» **Task details**
All of the data, from the first line to the last, should be reproduced without alteration.

» **Given data**
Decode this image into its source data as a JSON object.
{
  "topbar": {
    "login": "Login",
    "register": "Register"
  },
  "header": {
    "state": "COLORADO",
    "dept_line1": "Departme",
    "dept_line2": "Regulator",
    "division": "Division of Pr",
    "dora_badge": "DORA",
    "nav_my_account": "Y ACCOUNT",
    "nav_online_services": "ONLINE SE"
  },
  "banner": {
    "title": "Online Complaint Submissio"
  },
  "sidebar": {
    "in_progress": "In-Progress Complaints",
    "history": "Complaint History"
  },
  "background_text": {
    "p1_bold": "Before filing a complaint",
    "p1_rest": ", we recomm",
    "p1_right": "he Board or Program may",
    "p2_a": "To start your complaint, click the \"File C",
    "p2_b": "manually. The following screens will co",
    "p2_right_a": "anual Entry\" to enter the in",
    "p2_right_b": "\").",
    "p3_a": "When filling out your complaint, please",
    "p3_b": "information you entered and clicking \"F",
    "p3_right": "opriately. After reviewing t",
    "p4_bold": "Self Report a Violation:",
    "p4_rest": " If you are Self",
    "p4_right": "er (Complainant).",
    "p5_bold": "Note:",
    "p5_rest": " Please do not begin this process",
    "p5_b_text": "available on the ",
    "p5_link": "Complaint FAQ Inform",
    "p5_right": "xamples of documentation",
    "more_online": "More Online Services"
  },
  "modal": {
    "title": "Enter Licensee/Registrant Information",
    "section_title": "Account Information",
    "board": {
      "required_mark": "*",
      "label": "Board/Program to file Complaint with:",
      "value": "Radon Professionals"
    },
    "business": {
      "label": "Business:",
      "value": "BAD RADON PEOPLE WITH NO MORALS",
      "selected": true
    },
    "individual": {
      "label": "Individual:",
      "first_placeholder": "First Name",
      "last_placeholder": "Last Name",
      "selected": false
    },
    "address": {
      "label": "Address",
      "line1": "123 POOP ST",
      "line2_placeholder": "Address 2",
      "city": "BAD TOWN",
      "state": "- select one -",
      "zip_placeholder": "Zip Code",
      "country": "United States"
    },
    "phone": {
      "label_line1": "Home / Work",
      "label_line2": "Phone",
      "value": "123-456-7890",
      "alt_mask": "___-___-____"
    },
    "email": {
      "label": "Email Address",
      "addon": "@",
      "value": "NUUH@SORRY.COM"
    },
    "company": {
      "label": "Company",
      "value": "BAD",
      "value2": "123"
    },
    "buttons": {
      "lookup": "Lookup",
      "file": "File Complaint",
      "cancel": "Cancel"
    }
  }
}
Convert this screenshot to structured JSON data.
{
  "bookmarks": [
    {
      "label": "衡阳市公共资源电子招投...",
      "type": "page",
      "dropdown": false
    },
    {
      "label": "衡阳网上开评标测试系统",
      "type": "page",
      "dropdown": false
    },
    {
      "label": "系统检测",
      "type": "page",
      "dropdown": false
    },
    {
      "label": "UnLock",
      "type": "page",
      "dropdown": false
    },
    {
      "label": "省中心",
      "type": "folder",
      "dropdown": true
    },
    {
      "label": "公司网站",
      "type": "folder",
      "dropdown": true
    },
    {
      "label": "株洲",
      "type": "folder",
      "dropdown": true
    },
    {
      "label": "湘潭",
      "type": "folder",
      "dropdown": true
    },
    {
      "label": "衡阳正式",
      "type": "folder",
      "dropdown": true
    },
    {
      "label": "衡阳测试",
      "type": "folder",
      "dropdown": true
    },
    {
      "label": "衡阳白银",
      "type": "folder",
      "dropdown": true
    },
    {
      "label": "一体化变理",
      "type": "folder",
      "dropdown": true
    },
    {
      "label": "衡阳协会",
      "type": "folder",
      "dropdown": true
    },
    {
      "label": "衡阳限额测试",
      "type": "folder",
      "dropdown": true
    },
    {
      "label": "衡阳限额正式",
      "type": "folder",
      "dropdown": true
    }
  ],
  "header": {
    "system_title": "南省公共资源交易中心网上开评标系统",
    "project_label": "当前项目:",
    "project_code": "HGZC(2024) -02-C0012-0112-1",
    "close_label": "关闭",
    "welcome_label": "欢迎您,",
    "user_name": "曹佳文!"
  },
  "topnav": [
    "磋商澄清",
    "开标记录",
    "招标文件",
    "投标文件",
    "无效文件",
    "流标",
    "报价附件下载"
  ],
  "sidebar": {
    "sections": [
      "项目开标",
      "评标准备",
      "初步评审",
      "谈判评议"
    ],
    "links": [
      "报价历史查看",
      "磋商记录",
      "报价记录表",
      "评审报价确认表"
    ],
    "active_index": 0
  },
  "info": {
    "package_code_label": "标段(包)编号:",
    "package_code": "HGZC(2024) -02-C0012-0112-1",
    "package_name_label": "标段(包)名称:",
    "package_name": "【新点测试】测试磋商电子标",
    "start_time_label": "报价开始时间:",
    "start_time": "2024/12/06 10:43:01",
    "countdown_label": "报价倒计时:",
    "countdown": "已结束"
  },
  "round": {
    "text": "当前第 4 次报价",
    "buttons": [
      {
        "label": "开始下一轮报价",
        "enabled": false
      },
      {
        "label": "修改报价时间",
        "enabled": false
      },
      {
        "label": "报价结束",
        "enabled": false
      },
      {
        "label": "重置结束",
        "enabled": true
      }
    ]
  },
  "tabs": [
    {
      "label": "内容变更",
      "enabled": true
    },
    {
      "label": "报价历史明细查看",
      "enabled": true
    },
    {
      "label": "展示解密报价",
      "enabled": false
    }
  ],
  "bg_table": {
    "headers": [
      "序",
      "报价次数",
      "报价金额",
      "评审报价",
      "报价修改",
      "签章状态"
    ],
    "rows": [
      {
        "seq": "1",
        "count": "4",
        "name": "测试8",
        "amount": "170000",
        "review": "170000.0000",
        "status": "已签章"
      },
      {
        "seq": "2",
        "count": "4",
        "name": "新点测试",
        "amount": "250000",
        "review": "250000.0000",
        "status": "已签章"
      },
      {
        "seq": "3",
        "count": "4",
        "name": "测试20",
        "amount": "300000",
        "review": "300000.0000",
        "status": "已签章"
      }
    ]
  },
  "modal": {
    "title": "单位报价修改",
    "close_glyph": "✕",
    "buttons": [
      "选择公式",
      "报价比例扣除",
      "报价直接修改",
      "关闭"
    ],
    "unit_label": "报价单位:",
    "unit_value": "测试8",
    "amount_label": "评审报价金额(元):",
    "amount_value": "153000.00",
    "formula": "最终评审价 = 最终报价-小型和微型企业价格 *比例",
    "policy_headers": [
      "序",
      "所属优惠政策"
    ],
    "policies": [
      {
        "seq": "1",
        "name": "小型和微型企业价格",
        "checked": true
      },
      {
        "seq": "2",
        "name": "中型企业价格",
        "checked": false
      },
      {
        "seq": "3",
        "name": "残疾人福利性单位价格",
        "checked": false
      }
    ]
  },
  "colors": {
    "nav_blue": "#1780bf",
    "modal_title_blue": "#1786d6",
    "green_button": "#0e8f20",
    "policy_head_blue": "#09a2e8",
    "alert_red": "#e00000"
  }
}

» **Task output**
Decode this image into its source data as a JSON object.
{
  "topbar": {
    "login": "Login",
    "register": "Register"
  },
  "header": {
    "state": "COLORADO",
    "dept_line1": "Departme",
    "dept_line2": "Regulator",
    "division": "Division of Pr",
    "dora_badge": "DORA",
    "nav_my_account": "Y ACCOUNT",
    "nav_online_services": "ONLINE SE"
  },
  "banner": {
    "title": "Online Complaint Submissio"
  },
  "sidebar": {
    "in_progress": "In-Progress Complaints",
    "history": "Complaint History"
  },
  "background_text": {
    "p1_bold": "Before filing a complaint",
    "p1_rest": ", we recomm",
    "p1_right": "he Board or Program may",
    "p2_a": "To start your complaint, click the \"File C",
    "p2_b": "manually. The following screens will co",
    "p2_right_a": "anual Entry\" to enter the in",
    "p2_right_b": "\").",
    "p3_a": "When filling out your complaint, please",
    "p3_b": "information you entered and clicking \"F",
    "p3_right": "opriately. After reviewing t",
    "p4_bold": "Self Report a Violation:",
    "p4_rest": " If you are Self",
    "p4_right": "er (Complainant).",
    "p5_bold": "Note:",
    "p5_rest": " Please do not begin this process",
    "p5_b_text": "available on the ",
    "p5_link": "Complaint FAQ Inform",
    "p5_right": "xamples of documentation",
    "more_online": "More Online Services"
  },
  "modal": {
    "title": "Enter Licensee/Registrant Information",
    "section_title": "Account Information",
    "board": {
      "required_mark": "*",
      "label": "Board/Program to file Complaint with:",
      "value": "Radon Professionals"
    },
    "business": {
      "label": "Business:",
      "value": "BAD RADON PEOPLE WITH NO MORALS",
      "selected": true
    },
    "individual": {
      "label": "Individual:",
      "first_placeholder": "First Name",
      "last_placeholder": "Last Name",
      "selected": false
    },
    "address": {
      "label": "Address",
      "line1": "123 POOP ST",
      "line2_placeholder": "Address 2",
      "city": "BAD TOWN",
      "state": "- select one -",
      "zip_placeholder": "Zip Code",
      "country": "United States"
    },
    "phone": {
      "label_line1": "Home / Work",
      "label_line2": "Phone",
      "value": "123-456-7890",
      "alt_mask": "___-___-____"
    },
    "email": {
      "label": "Email Address",
      "addon": "@",
      "value": "NUUH@SORRY.COM"
    },
    "company": {
      "label": "Company",
      "value": "BAD",
      "value2": "123"
    },
    "buttons": {
      "lookup": "Lookup",
      "file": "File Complaint",
      "cancel": "Cancel"
    }
  }
}
Convert this screenshot to structured JSON data.
{
  "bookmarks": [
    {
      "label": "衡阳市公共资源电子招投...",
      "type": "page",
      "dropdown": false
    },
    {
      "label": "衡阳网上开评标测试系统",
      "type": "page",
      "dropdown": false
    },
    {
      "label": "系统检测",
      "type": "page",
      "dropdown": false
    },
    {
      "label": "UnLock",
      "type": "page",
      "dropdown": false
    },
    {
      "label": "省中心",
      "type": "folder",
      "dropdown": true
    },
    {
      "label": "公司网站",
      "type": "folder",
      "dropdown": true
    },
    {
      "label": "株洲",
      "type": "folder",
      "dropdown": true
    },
    {
      "label": "湘潭",
      "type": "folder",
      "dropdown": true
    },
    {
      "label": "衡阳正式",
      "type": "folder",
      "dropdown": true
    },
    {
      "label": "衡阳测试",
      "type": "folder",
      "dropdown": true
    },
    {
      "label": "衡阳白银",
      "type": "folder",
      "dropdown": true
    },
    {
      "label": "一体化变理",
      "type": "folder",
      "dropdown": true
    },
    {
      "label": "衡阳协会",
      "type": "folder",
      "dropdown": true
    },
    {
      "label": "衡阳限额测试",
      "type": "folder",
      "dropdown": true
    },
    {
      "label": "衡阳限额正式",
      "type": "folder",
      "dropdown": true
    }
  ],
  "header": {
    "system_title": "南省公共资源交易中心网上开评标系统",
    "project_label": "当前项目:",
    "project_code": "HGZC(2024) -02-C0012-0112-1",
    "close_label": "关闭",
    "welcome_label": "欢迎您,",
    "user_name": "曹佳文!"
  },
  "topnav": [
    "磋商澄清",
    "开标记录",
    "招标文件",
    "投标文件",
    "无效文件",
    "流标",
    "报价附件下载"
  ],
  "sidebar": {
    "sections": [
      "项目开标",
      "评标准备",
      "初步评审",
      "谈判评议"
    ],
    "links": [
      "报价历史查看",
      "磋商记录",
      "报价记录表",
      "评审报价确认表"
    ],
    "active_index": 0
  },
  "info": {
    "package_code_label": "标段(包)编号:",
    "package_code": "HGZC(2024) -02-C0012-0112-1",
    "package_name_label": "标段(包)名称:",
    "package_name": "【新点测试】测试磋商电子标",
    "start_time_label": "报价开始时间:",
    "start_time": "2024/12/06 10:43:01",
    "countdown_label": "报价倒计时:",
    "countdown": "已结束"
  },
  "round": {
    "text": "当前第 4 次报价",
    "buttons": [
      {
        "label": "开始下一轮报价",
        "enabled": false
      },
      {
        "label": "修改报价时间",
        "enabled": false
      },
      {
        "label": "报价结束",
        "enabled": false
      },
      {
        "label": "重置结束",
        "enabled": true
      }
    ]
  },
  "tabs": [
    {
      "label": "内容变更",
      "enabled": true
    },
    {
      "label": "报价历史明细查看",
      "enabled": true
    },
    {
      "label": "展示解密报价",
      "enabled": false
    }
  ],
  "bg_table": {
    "headers": [
      "序",
      "报价次数",
      "报价金额",
      "评审报价",
      "报价修改",
      "签章状态"
    ],
    "rows": [
      {
        "seq": "1",
        "count": "4",
        "name": "测试8",
        "amount": "170000",
        "review": "170000.0000",
        "status": "已签章"
      },
      {
        "seq": "2",
        "count": "4",
        "name": "新点测试",
        "amount": "250000",
        "review": "250000.0000",
        "status": "已签章"
      },
      {
        "seq": "3",
        "count": "4",
        "name": "测试20",
        "amount": "300000",
        "review": "300000.0000",
        "status": "已签章"
      }
    ]
  },
  "modal": {
    "title": "单位报价修改",
    "close_glyph": "✕",
    "buttons": [
      "选择公式",
      "报价比例扣除",
      "报价直接修改",
      "关闭"
    ],
    "unit_label": "报价单位:",
    "unit_value": "测试8",
    "amount_label": "评审报价金额(元):",
    "amount_value": "153000.00",
    "formula": "最终评审价 = 最终报价-小型和微型企业价格 *比例",
    "policy_headers": [
      "序",
      "所属优惠政策"
    ],
    "policies": [
      {
        "seq": "1",
        "name": "小型和微型企业价格",
        "checked": true
      },
      {
        "seq": "2",
        "name": "中型企业价格",
        "checked": false
      },
      {
        "seq": "3",
        "name": "残疾人福利性单位价格",
        "checked": false
      }
    ]
  },
  "colors": {
    "nav_blue": "#1780bf",
    "modal_title_blue": "#1786d6",
    "green_button": "#0e8f20",
    "policy_head_blue": "#09a2e8",
    "alert_red": "#e00000"
  }
}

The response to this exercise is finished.